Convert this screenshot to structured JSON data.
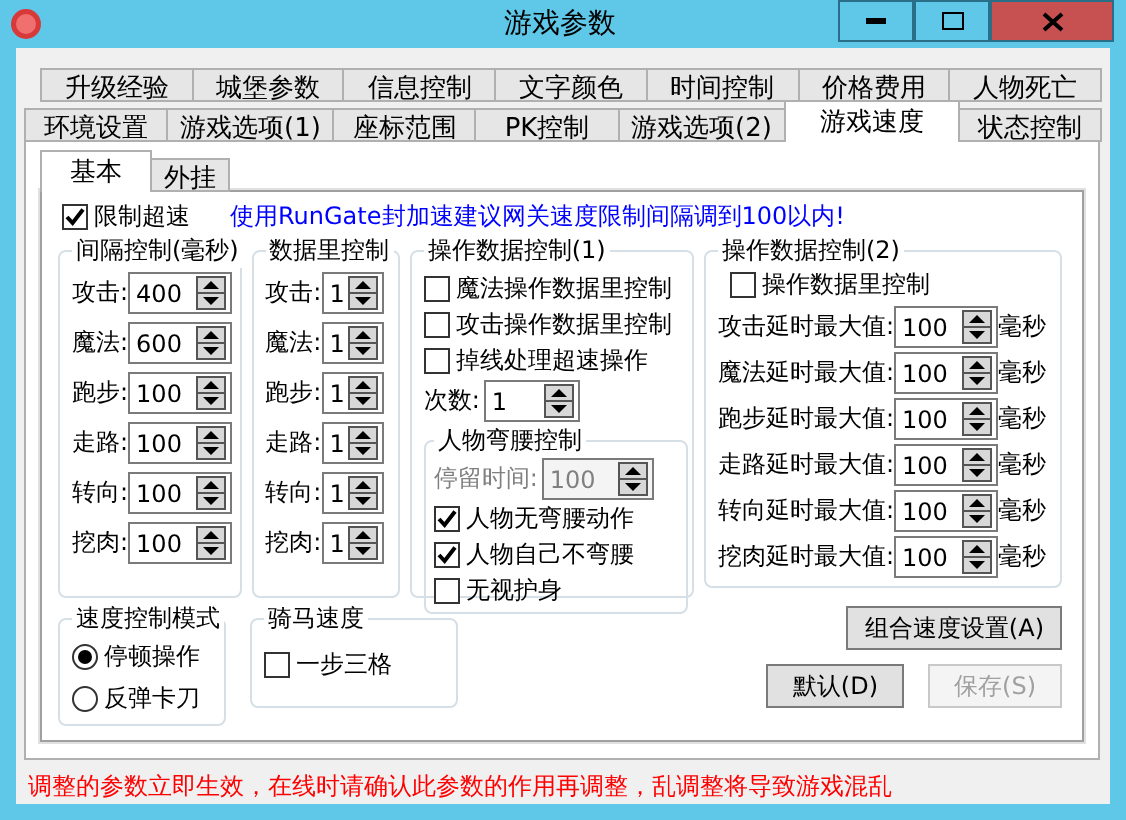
{
  "window": {
    "title": "游戏参数"
  },
  "tab_rows": [
    [
      {
        "label": "升级经验",
        "selected": false
      },
      {
        "label": "城堡参数",
        "selected": false
      },
      {
        "label": "信息控制",
        "selected": false
      },
      {
        "label": "文字颜色",
        "selected": false
      },
      {
        "label": "时间控制",
        "selected": false
      },
      {
        "label": "价格费用",
        "selected": false
      },
      {
        "label": "人物死亡",
        "selected": false
      }
    ],
    [
      {
        "label": "环境设置",
        "selected": false
      },
      {
        "label": "游戏选项(1)",
        "selected": false
      },
      {
        "label": "座标范围",
        "selected": false
      },
      {
        "label": "PK控制",
        "selected": false
      },
      {
        "label": "游戏选项(2)",
        "selected": false
      },
      {
        "label": "游戏速度",
        "selected": true
      },
      {
        "label": "状态控制",
        "selected": false
      }
    ]
  ],
  "sub_tabs": [
    {
      "label": "基本",
      "selected": true
    },
    {
      "label": "外挂",
      "selected": false
    }
  ],
  "limit_speed": {
    "label": "限制超速",
    "checked": true
  },
  "notice": "使用RunGate封加速建议网关速度限制间隔调到100以内!",
  "interval_group": {
    "title": "间隔控制(毫秒)",
    "rows": [
      {
        "label": "攻击:",
        "value": "400"
      },
      {
        "label": "魔法:",
        "value": "600"
      },
      {
        "label": "跑步:",
        "value": "100"
      },
      {
        "label": "走路:",
        "value": "100"
      },
      {
        "label": "转向:",
        "value": "100"
      },
      {
        "label": "挖肉:",
        "value": "100"
      }
    ]
  },
  "count_group": {
    "title": "数据里控制",
    "rows": [
      {
        "label": "攻击:",
        "value": "1"
      },
      {
        "label": "魔法:",
        "value": "1"
      },
      {
        "label": "跑步:",
        "value": "1"
      },
      {
        "label": "走路:",
        "value": "1"
      },
      {
        "label": "转向:",
        "value": "1"
      },
      {
        "label": "挖肉:",
        "value": "1"
      }
    ]
  },
  "op_group_1": {
    "title": "操作数据控制(1)",
    "checks": [
      {
        "label": "魔法操作数据里控制",
        "checked": false
      },
      {
        "label": "攻击操作数据里控制",
        "checked": false
      },
      {
        "label": "掉线处理超速操作",
        "checked": false
      }
    ],
    "count": {
      "label": "次数:",
      "value": "1"
    },
    "bend": {
      "title": "人物弯腰控制",
      "stay": {
        "label": "停留时间:",
        "value": "100",
        "disabled": true
      },
      "checks": [
        {
          "label": "人物无弯腰动作",
          "checked": true
        },
        {
          "label": "人物自己不弯腰",
          "checked": true
        },
        {
          "label": "无视护身",
          "checked": false
        }
      ]
    }
  },
  "op_group_2": {
    "title": "操作数据控制(2)",
    "check": {
      "label": "操作数据里控制",
      "checked": false
    },
    "rows": [
      {
        "label": "攻击延时最大值:",
        "value": "100",
        "unit": "毫秒"
      },
      {
        "label": "魔法延时最大值:",
        "value": "100",
        "unit": "毫秒"
      },
      {
        "label": "跑步延时最大值:",
        "value": "100",
        "unit": "毫秒"
      },
      {
        "label": "走路延时最大值:",
        "value": "100",
        "unit": "毫秒"
      },
      {
        "label": "转向延时最大值:",
        "value": "100",
        "unit": "毫秒"
      },
      {
        "label": "挖肉延时最大值:",
        "value": "100",
        "unit": "毫秒"
      }
    ]
  },
  "mode_group": {
    "title": "速度控制模式",
    "options": [
      {
        "label": "停顿操作",
        "selected": true
      },
      {
        "label": "反弹卡刀",
        "selected": false
      }
    ]
  },
  "ride_group": {
    "title": "骑马速度",
    "check": {
      "label": "一步三格",
      "checked": false
    }
  },
  "buttons": [
    {
      "label": "组合速度设置(A)",
      "disabled": false
    },
    {
      "label": "默认(D)",
      "disabled": false
    },
    {
      "label": "保存(S)",
      "disabled": true
    }
  ],
  "warning": "调整的参数立即生效，在线时请确认此参数的作用再调整，乱调整将导致游戏混乱"
}
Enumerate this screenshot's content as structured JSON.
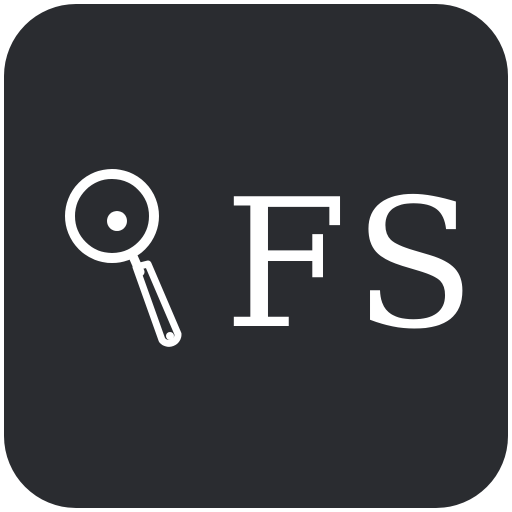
{
  "icon": {
    "logo_text": "FS",
    "symbol": "frying-pan-icon",
    "background_color": "#2a2c30",
    "foreground_color": "#ffffff"
  }
}
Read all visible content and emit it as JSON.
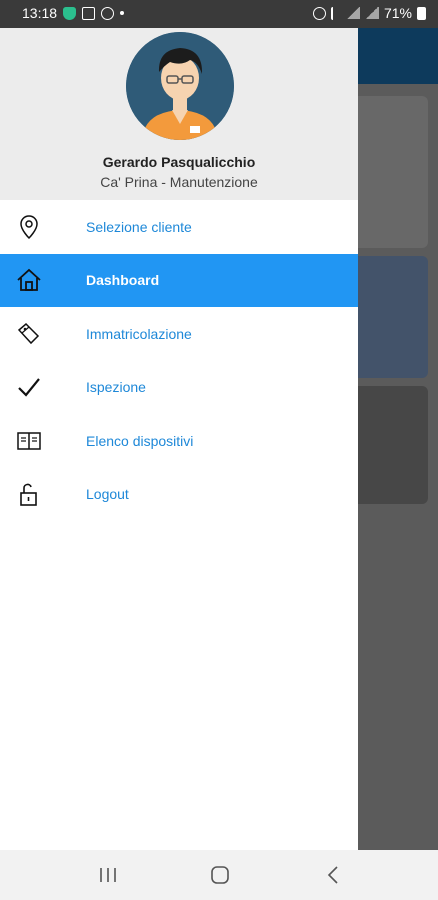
{
  "status_bar": {
    "time": "13:18",
    "battery": "71%",
    "left_icons": [
      "shield-icon",
      "image-icon",
      "whatsapp-icon",
      "dot-icon"
    ],
    "right_icons": [
      "alarm-icon",
      "mute-icon",
      "4g-signal-icon",
      "signal-icon",
      "battery-icon"
    ]
  },
  "user": {
    "name": "Gerardo Pasqualicchio",
    "organization": "Ca' Prina - Manutenzione"
  },
  "menu": {
    "active": "Dashboard",
    "accent_color": "#2196f3",
    "link_color": "#1e88d8",
    "items": [
      {
        "label": "Selezione cliente",
        "icon": "location-pin-icon"
      },
      {
        "label": "Dashboard",
        "icon": "home-icon"
      },
      {
        "label": "Immatricolazione",
        "icon": "tags-icon"
      },
      {
        "label": "Ispezione",
        "icon": "checkmark-icon"
      },
      {
        "label": "Elenco dispositivi",
        "icon": "book-icon"
      },
      {
        "label": "Logout",
        "icon": "unlock-icon"
      }
    ]
  },
  "nav_bar": {
    "buttons": [
      "recent-apps-icon",
      "home-button-icon",
      "back-icon"
    ]
  }
}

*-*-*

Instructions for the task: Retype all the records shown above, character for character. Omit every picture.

Written answer:
Convert this screenshot to structured JSON data.
{
  "window": {
    "title": "游戏参数"
  },
  "tab_rows": [
    [
      {
        "label": "升级经验",
        "selected": false
      },
      {
        "label": "城堡参数",
        "selected": false
      },
      {
        "label": "信息控制",
        "selected": false
      },
      {
        "label": "文字颜色",
        "selected": false
      },
      {
        "label": "时间控制",
        "selected": false
      },
      {
        "label": "价格费用",
        "selected": false
      },
      {
        "label": "人物死亡",
        "selected": false
      }
    ],
    [
      {
        "label": "环境设置",
        "selected": false
      },
      {
        "label": "游戏选项(1)",
        "selected": false
      },
      {
        "label": "座标范围",
        "selected": false
      },
      {
        "label": "PK控制",
        "selected": false
      },
      {
        "label": "游戏选项(2)",
        "selected": false
      },
      {
        "label": "游戏速度",
        "selected": true
      },
      {
        "label": "状态控制",
        "selected": false
      }
    ]
  ],
  "sub_tabs": [
    {
      "label": "基本",
      "selected": true
    },
    {
      "label": "外挂",
      "selected": false
    }
  ],
  "limit_speed": {
    "label": "限制超速",
    "checked": true
  },
  "notice": "使用RunGate封加速建议网关速度限制间隔调到100以内!",
  "interval_group": {
    "title": "间隔控制(毫秒)",
    "rows": [
      {
        "label": "攻击:",
        "value": "400"
      },
      {
        "label": "魔法:",
        "value": "600"
      },
      {
        "label": "跑步:",
        "value": "100"
      },
      {
        "label": "走路:",
        "value": "100"
      },
      {
        "label": "转向:",
        "value": "100"
      },
      {
        "label": "挖肉:",
        "value": "100"
      }
    ]
  },
  "count_group": {
    "title": "数据里控制",
    "rows": [
      {
        "label": "攻击:",
        "value": "1"
      },
      {
        "label": "魔法:",
        "value": "1"
      },
      {
        "label": "跑步:",
        "value": "1"
      },
      {
        "label": "走路:",
        "value": "1"
      },
      {
        "label": "转向:",
        "value": "1"
      },
      {
        "label": "挖肉:",
        "value": "1"
      }
    ]
  },
  "op_group_1": {
    "title": "操作数据控制(1)",
    "checks": [
      {
        "label": "魔法操作数据里控制",
        "checked": false
      },
      {
        "label": "攻击操作数据里控制",
        "checked": false
      },
      {
        "label": "掉线处理超速操作",
        "checked": false
      }
    ],
    "count": {
      "label": "次数:",
      "value": "1"
    },
    "bend": {
      "title": "人物弯腰控制",
      "stay": {
        "label": "停留时间:",
        "value": "100",
        "disabled": true
      },
      "checks": [
        {
          "label": "人物无弯腰动作",
          "checked": true
        },
        {
          "label": "人物自己不弯腰",
          "checked": true
        },
        {
          "label": "无视护身",
          "checked": false
        }
      ]
    }
  },
  "op_group_2": {
    "title": "操作数据控制(2)",
    "check": {
      "label": "操作数据里控制",
      "checked": false
    },
    "rows": [
      {
        "label": "攻击延时最大值:",
        "value": "100",
        "unit": "毫秒"
      },
      {
        "label": "魔法延时最大值:",
        "value": "100",
        "unit": "毫秒"
      },
      {
        "label": "跑步延时最大值:",
        "value": "100",
        "unit": "毫秒"
      },
      {
        "label": "走路延时最大值:",
        "value": "100",
        "unit": "毫秒"
      },
      {
        "label": "转向延时最大值:",
        "value": "100",
        "unit": "毫秒"
      },
      {
        "label": "挖肉延时最大值:",
        "value": "100",
        "unit": "毫秒"
      }
    ]
  },
  "mode_group": {
    "title": "速度控制模式",
    "options": [
      {
        "label": "停顿操作",
        "selected": true
      },
      {
        "label": "反弹卡刀",
        "selected": false
      }
    ]
  },
  "ride_group": {
    "title": "骑马速度",
    "check": {
      "label": "一步三格",
      "checked": false
    }
  },
  "buttons": [
    {
      "label": "组合速度设置(A)",
      "disabled": false
    },
    {
      "label": "默认(D)",
      "disabled": false
    },
    {
      "label": "保存(S)",
      "disabled": true
    }
  ],
  "warning": "调整的参数立即生效，在线时请确认此参数的作用再调整，乱调整将导致游戏混乱"
}
Enumerate this screenshot's content as structured JSON.
{
  "icon": {
    "logo_text": "FS",
    "symbol": "frying-pan-icon",
    "background_color": "#2a2c30",
    "foreground_color": "#ffffff"
  }
}
Read all visible content and emit it as JSON.
{
  "status_bar": {
    "time": "13:18",
    "battery": "71%",
    "left_icons": [
      "shield-icon",
      "image-icon",
      "whatsapp-icon",
      "dot-icon"
    ],
    "right_icons": [
      "alarm-icon",
      "mute-icon",
      "4g-signal-icon",
      "signal-icon",
      "battery-icon"
    ]
  },
  "user": {
    "name": "Gerardo Pasqualicchio",
    "organization": "Ca' Prina - Manutenzione"
  },
  "menu": {
    "active": "Dashboard",
    "accent_color": "#2196f3",
    "link_color": "#1e88d8",
    "items": [
      {
        "label": "Selezione cliente",
        "icon": "location-pin-icon"
      },
      {
        "label": "Dashboard",
        "icon": "home-icon"
      },
      {
        "label": "Immatricolazione",
        "icon": "tags-icon"
      },
      {
        "label": "Ispezione",
        "icon": "checkmark-icon"
      },
      {
        "label": "Elenco dispositivi",
        "icon": "book-icon"
      },
      {
        "label": "Logout",
        "icon": "unlock-icon"
      }
    ]
  },
  "nav_bar": {
    "buttons": [
      "recent-apps-icon",
      "home-button-icon",
      "back-icon"
    ]
  }
}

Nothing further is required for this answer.